- **EXERCISE INSTRUCTIONS**
From the listing that follows, report the number of lines with the word "selected" in them, and no other output.
-- Opening Marker --
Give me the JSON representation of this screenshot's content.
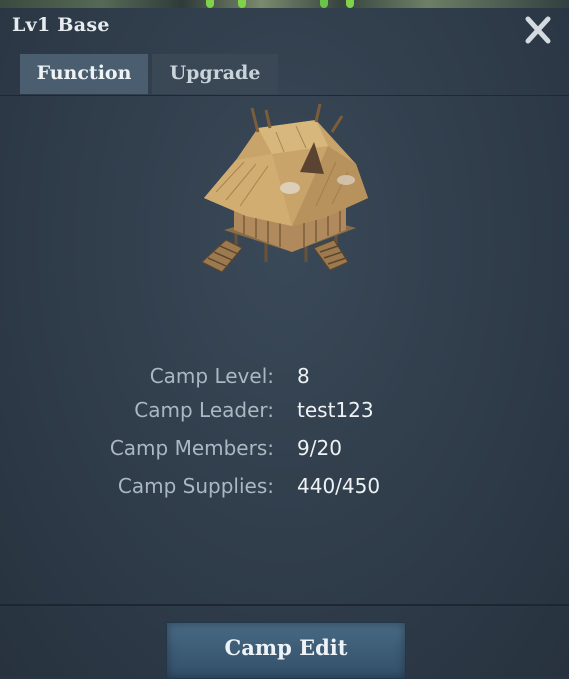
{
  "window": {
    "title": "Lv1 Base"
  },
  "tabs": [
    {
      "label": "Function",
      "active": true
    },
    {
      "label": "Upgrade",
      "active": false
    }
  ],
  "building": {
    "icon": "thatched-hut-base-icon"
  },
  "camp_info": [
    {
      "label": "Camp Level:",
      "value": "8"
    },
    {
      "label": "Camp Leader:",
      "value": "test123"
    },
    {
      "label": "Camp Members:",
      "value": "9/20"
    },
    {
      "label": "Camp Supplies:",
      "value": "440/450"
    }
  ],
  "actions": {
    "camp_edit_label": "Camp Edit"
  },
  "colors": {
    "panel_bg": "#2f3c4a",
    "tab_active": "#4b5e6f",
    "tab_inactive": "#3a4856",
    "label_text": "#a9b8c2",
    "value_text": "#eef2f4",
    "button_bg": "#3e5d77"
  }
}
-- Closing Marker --
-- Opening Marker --
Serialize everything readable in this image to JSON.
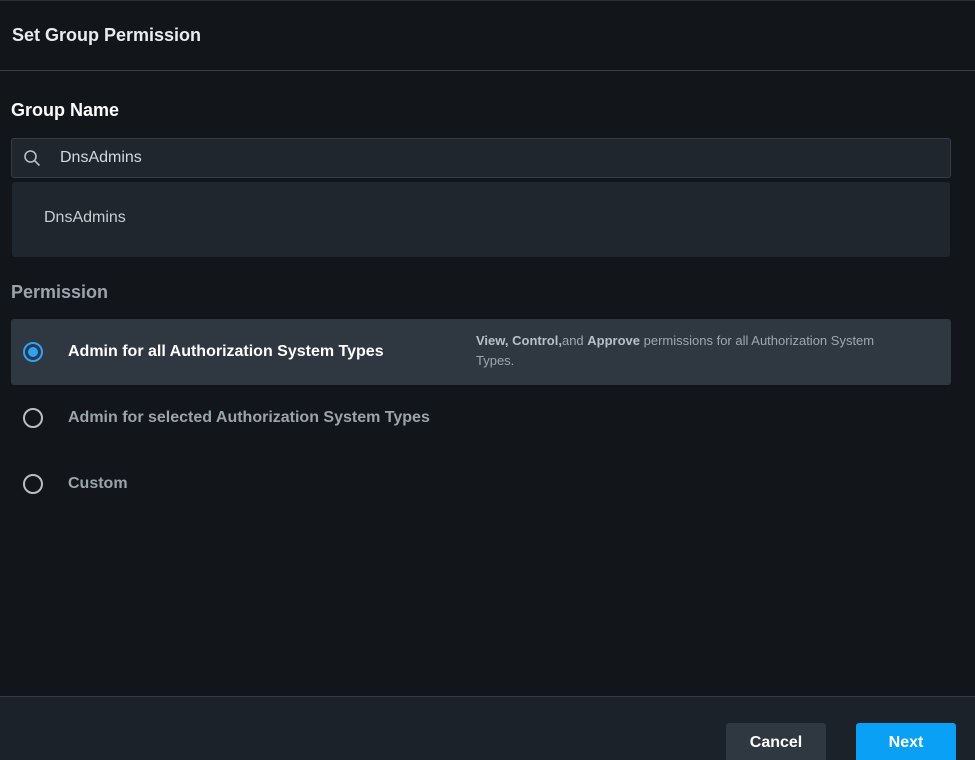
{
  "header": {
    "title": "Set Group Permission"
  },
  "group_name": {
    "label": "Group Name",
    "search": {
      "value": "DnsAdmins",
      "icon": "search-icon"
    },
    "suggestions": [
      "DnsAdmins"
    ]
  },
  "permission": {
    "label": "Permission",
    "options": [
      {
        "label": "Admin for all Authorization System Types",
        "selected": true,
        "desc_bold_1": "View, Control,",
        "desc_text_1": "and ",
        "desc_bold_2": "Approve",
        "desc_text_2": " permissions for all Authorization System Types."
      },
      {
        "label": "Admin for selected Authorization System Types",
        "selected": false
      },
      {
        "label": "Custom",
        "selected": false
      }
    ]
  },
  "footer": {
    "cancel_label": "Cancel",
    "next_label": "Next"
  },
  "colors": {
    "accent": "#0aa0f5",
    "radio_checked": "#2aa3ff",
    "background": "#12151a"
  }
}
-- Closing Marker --
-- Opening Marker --
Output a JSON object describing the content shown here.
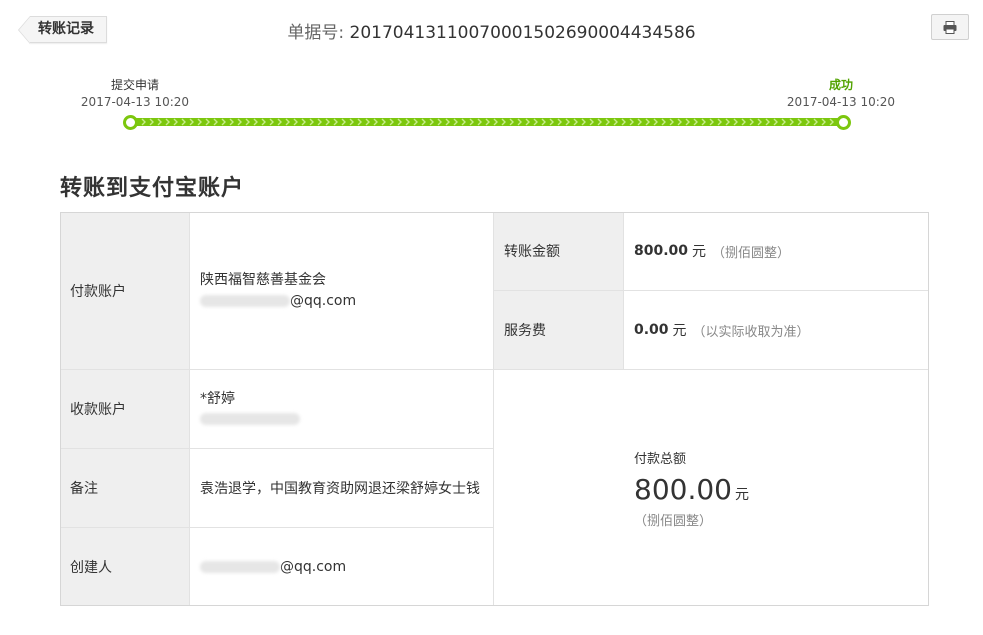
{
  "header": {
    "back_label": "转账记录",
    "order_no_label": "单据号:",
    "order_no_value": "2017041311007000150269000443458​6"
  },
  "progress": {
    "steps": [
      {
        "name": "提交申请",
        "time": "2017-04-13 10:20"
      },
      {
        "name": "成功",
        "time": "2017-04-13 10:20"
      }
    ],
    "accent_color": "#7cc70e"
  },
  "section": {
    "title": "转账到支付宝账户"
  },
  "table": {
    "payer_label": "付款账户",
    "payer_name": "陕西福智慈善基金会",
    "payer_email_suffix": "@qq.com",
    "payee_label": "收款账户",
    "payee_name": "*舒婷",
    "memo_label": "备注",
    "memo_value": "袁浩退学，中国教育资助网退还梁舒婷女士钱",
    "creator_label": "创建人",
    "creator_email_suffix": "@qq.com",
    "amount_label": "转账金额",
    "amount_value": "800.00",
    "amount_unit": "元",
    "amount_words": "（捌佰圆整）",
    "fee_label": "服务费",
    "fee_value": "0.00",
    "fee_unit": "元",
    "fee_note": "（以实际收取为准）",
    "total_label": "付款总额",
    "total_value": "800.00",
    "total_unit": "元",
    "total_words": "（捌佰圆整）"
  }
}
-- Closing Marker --
- **YOUR RESPONSE**
4